Nusra Front, Islamic State ‘to quit south Damascus suburbs’https://indianexpress.com/article/world/world-news/jihadists-to-quit-south-damascus-suburbs-sources/

Nusra Front, Islamic State ‘to quit south Damascus suburbs’

Militants from the Islamic State jihadist group and its rival, Al-Qaeda's Syrian affiliate Al-Nusra Front, will reportedly quit the districts of Qadam, Hajar al-Aswad and the besieged Palestinian camp of Yarmuk.

Syria, Syria war, Syria jihadists, Syria civil war, Syria islamic State
Syria war: Men walk on rubble from buildings damaged in air and missile strikes in the Douma neighborhood of Damascus, Syria December. Source: Reuters Photo

Some 4,000 people, half of them jihadist fighters, will leave three besieged districts south of Syria’s capital at the weekend as part of a landmark ceasefire, sources said today. Militants from the Islamic State jihadist group and its rival, Al-Qaeda’s Syrian affiliate Al-Nusra Front, will reportedly quit the districts of Qadam, Hajar al-Aswad and the besieged Palestinian camp of Yarmuk.

“An agreement was reached whereby 4,000 fighters and civilians, including members of Al-Nusra and IS, would leave” the neighbourhoods on Saturday, one government official close to the negotiations told AFP. They would then be transported to the northern cities of Raqa, held by IS, and Marea which is controlled by Islamists and Al-Nusra, the official said.
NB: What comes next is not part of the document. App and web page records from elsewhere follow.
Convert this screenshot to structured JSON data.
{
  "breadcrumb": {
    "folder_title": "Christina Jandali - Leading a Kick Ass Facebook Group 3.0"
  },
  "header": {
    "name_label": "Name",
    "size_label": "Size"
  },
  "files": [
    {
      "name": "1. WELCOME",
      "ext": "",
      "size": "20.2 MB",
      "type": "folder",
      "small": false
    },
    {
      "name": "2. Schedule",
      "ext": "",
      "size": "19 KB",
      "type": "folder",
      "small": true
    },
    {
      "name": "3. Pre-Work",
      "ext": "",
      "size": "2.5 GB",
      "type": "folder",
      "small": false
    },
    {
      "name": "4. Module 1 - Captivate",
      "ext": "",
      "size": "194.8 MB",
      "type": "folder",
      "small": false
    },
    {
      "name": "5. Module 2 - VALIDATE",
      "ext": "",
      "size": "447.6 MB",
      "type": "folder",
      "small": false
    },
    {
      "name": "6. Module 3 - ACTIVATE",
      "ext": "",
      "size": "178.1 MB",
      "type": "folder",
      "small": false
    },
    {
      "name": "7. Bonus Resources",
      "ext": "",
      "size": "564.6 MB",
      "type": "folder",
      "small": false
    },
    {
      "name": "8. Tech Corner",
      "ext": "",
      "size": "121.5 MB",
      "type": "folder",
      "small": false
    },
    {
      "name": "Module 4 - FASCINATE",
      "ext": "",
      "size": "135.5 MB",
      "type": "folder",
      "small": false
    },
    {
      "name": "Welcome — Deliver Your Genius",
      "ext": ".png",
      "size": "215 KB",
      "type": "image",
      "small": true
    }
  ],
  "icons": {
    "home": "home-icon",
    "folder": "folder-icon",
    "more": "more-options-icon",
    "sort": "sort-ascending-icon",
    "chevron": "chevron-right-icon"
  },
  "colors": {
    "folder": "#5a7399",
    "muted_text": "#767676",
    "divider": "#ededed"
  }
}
The second phase of the deal would see government institutions reopen in the neighbourhoods and “the necessities of daily life would be secured”, the official said. It will be the first time in more than two years that market goods have been able to be sent in to the three southern districts, which have been under a crippling government siege.

IS militants attacked the Yarmuk Palestinian camp in April, fighting Al-Nusra units there for control. The jihadists then overran parts of Qadam in August after launching an attack from their base in nearby Hajar al-Aswad. Their advance into Qadam had brought them closer than ever to central Damascus.

Local ceasefires have been implemented in other parts of Syria with varying degrees of success. Typically, towns or villages under siege agree to a truce in exchange for humanitarian aid and the evacuation of wounded civilians and fighters. A similar deal earlier this month in the central city of Homs saw 2,000 rebels and civilians leave the last opposition-held neighbourhood.